> PROBLEM TO SOLVE: Match the word "units". Return each line of the data below where it appears.

☆ ☆ ☆ ☆ ☆ ☆ ☆

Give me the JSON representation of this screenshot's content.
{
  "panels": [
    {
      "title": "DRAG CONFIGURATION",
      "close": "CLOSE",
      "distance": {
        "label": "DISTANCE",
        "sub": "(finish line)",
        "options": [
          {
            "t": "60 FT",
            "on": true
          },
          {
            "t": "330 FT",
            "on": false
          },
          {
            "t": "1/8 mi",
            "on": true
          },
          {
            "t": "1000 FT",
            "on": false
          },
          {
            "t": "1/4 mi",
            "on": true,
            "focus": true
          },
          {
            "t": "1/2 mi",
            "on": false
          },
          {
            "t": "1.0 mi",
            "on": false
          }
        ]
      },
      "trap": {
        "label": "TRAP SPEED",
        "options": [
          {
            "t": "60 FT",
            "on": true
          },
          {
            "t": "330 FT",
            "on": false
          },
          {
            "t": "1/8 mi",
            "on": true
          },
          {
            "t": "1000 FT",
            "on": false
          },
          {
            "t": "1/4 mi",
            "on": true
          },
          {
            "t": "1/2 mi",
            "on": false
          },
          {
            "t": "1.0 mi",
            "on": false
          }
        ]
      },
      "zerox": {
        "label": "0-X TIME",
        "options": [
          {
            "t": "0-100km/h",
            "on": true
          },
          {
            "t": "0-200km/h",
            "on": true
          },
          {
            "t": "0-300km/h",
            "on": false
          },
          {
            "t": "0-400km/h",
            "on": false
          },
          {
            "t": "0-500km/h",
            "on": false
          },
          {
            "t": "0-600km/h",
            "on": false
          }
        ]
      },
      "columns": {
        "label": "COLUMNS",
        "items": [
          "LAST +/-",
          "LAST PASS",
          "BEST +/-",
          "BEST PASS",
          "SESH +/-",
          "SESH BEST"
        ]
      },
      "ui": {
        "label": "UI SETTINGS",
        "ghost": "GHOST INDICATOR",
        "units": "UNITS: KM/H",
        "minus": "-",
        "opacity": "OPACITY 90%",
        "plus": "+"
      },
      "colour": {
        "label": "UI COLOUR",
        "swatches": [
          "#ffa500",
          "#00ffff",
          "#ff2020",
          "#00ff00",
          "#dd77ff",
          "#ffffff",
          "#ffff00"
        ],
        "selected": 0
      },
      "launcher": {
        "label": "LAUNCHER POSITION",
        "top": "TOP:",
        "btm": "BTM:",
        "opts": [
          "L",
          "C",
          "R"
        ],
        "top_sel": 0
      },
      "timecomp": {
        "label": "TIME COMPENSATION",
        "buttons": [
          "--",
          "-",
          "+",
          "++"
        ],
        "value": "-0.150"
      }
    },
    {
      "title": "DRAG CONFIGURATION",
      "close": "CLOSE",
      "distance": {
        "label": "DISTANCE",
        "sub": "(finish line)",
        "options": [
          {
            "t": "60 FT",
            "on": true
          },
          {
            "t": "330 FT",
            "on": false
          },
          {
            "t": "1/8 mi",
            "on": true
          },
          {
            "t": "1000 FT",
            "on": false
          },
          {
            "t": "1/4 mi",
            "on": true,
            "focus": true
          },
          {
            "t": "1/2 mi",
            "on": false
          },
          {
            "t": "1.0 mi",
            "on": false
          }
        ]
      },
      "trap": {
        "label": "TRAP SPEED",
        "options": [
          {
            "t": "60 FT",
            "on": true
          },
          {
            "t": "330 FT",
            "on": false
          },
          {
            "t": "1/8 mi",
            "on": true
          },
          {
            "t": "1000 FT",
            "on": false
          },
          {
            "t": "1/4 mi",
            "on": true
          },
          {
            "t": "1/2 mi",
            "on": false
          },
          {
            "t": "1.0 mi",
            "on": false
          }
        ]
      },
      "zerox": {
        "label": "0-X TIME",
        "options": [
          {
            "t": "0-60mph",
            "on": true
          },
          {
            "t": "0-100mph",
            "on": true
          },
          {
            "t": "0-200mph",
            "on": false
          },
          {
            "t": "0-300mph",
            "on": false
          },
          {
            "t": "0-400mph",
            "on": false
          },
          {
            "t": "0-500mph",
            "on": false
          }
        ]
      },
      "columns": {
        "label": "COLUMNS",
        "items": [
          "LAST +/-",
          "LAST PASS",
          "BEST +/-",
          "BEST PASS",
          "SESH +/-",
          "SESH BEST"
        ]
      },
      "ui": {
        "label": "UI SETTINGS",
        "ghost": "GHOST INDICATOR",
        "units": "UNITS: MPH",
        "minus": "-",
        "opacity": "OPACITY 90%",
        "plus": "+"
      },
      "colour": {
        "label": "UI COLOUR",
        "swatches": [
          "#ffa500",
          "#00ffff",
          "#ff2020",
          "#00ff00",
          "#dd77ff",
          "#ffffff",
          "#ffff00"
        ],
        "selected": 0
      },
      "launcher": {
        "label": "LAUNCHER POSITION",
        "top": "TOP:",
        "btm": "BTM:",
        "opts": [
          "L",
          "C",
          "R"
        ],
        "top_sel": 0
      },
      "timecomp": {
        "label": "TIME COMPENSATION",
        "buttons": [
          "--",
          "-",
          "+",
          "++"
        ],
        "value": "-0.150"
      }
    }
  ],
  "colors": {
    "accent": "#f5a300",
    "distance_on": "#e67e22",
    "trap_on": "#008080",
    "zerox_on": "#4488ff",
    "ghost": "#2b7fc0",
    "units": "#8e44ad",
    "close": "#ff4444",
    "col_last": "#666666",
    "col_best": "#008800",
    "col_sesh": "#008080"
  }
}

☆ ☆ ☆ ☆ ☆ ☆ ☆

> EXERCISE RESULT:
        "units": "UNITS: KM/H",
        "units": "UNITS: MPH",
    "units": "#8e44ad",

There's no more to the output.